-------- Material provided

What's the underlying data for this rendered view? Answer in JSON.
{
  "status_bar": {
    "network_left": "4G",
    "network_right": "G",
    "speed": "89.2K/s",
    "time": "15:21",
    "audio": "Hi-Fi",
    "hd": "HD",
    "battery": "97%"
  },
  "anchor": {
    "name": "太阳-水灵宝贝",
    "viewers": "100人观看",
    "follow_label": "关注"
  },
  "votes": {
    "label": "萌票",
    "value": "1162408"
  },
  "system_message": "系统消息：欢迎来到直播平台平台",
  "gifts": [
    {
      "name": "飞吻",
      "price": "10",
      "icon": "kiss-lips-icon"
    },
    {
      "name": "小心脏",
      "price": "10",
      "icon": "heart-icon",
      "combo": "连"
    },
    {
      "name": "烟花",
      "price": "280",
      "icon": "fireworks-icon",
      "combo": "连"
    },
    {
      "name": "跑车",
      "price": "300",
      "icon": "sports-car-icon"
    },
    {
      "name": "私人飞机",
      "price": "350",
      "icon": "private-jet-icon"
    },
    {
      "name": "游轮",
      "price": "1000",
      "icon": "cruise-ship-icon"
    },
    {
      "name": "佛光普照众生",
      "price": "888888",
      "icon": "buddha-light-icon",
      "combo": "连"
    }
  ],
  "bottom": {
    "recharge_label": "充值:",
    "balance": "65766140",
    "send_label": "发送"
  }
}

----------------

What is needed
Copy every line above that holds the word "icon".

Result below
      "icon": "kiss-lips-icon"
      "icon": "heart-icon",
      "icon": "fireworks-icon",
      "icon": "sports-car-icon"
      "icon": "private-jet-icon"
      "icon": "cruise-ship-icon"
      "icon": "buddha-light-icon",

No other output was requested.